Chelsea: I think my favorite is a simple high school football championship game I covered a couple years ago. For some reason, it just meant a lot to me. I’d followed the team involved for two seasons, heard coach after coach talk about how much it might mean to finally win a title after trying for so long. When they did it, they rolled — absolute blowout, no doubt. Many of those coaches had given up a great deal to stay at those jobs or help out some of the players through tough family times or academic troubles. Knowing what that game meant to them and their community reminded me why I think sports are so important in the first place. They just matter, and they change lives.
Candace: Since joining The Post, I enjoyed working on my profile on Wizards coach Scott Brooks. The challenge was that he’s a well-known basketball figure but I wanted to write a story that revealed him like never before. After spending time with him in Southern California and exploring his roots, calling as many people as possible including his kindergarten classmate, I was able to write a piece that revealed Scott Brooks the man, not just the basketball coach.

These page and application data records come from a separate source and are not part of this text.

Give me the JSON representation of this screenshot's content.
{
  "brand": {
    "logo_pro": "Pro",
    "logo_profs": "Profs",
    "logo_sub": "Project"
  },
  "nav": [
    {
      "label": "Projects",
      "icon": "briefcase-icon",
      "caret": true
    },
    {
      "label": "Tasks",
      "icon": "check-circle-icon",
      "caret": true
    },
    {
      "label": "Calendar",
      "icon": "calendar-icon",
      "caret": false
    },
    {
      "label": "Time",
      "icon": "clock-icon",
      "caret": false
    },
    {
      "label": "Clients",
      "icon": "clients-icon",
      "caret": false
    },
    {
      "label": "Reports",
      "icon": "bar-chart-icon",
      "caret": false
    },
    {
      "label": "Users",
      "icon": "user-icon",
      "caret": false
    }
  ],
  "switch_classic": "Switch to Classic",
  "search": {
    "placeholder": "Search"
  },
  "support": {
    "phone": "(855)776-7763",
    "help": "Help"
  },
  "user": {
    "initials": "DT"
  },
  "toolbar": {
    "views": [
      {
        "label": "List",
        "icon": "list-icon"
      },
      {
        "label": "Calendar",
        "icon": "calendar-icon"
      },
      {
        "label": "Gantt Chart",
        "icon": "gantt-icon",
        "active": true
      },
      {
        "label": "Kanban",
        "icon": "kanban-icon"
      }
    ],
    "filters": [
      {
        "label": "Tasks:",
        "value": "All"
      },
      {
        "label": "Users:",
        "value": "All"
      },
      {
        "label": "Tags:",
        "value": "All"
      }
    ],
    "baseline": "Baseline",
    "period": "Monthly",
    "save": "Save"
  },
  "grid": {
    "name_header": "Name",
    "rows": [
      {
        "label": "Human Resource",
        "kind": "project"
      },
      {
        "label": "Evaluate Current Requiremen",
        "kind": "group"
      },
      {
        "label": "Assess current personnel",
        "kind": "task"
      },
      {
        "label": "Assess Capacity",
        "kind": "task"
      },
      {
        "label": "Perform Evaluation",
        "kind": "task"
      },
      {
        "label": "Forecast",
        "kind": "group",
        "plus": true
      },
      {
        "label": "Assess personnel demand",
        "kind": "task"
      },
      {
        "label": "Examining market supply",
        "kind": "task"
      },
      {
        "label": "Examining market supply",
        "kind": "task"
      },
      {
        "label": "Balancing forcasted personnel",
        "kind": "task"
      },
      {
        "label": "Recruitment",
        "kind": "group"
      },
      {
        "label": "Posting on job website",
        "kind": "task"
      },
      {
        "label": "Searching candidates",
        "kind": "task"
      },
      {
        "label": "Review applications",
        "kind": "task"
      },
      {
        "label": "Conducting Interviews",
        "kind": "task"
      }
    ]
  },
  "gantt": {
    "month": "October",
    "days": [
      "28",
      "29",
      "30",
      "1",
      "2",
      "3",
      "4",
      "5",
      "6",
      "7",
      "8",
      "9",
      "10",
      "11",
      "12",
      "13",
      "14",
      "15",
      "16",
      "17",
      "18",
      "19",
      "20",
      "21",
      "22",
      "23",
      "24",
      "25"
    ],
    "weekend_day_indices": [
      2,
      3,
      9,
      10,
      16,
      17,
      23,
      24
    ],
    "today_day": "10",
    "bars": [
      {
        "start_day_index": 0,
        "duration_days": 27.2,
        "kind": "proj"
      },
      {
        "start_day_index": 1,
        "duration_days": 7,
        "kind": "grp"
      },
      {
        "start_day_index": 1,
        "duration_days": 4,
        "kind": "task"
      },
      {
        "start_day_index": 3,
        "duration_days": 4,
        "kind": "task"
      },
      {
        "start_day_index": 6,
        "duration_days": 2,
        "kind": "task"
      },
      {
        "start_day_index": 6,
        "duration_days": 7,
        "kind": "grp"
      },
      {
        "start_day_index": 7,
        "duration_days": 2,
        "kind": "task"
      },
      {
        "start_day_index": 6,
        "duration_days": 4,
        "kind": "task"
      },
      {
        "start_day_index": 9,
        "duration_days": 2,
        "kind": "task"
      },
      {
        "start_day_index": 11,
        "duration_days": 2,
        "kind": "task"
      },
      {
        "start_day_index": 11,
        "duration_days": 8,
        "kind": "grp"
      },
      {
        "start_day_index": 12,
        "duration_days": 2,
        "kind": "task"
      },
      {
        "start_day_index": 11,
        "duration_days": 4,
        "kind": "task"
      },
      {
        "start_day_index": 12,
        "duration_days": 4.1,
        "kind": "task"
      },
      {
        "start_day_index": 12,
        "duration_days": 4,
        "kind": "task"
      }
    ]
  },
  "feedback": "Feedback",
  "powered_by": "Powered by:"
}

What advice do you have for women thinking of becoming sports reporters?
Liz: Above all, pursue it as you would any other profession—work hard, show up early and stay late, seek out mentors, solicit criticism, learn from mistakes and persist in the face of adversity. Each reporter ultimately develops his or her own style of interviewing and building relationships on a beat. But in my experience as a woman who interacts almost daily with athletes and coaches, most of whom are men, one guiding principle has served me well: Never exploit being female and never apologize for it. By that I mean: Comport yourself like a professional who expects to be judged on the merits of her work. With rare exception, in my experience, you’ll be treated that way.
Isabelle: Don’t consider being a woman as an obstacle or a disadvantage. For the most part, as long as I’ve been fair in my coverage, I’ve been treated with respect by the players and coaches that I cover. I think it’s all about how you approach the job, so if you don’t allow your gender to be a limitation in what you’re writing about or what questions you’re asking, then it won’t be.
Chelsea: Try. And be yourself. I firmly believe that one of my greatest weapons is my memorability. I’m one of the only females on the major league baseball beat, so players and managers remember me. I’ve sometimes felt a push to be like women I see on TV, or other female reporters I see taking different approaches — for better or worse. But as a woman, you stand out, you don’t have to try to be anything to be something people notice. So just be yourself, and do what’s comfortable. Corny, but hopefully coherent.
Candace: Don’t be afraid to develop your voice. You bring something new that readers/viewers haven’t experienced before. So don’t try to be like everyone else. You’re not. Be unique and confident in your abilities.
All photos taken by The Washington Post’s McKenna Ewen.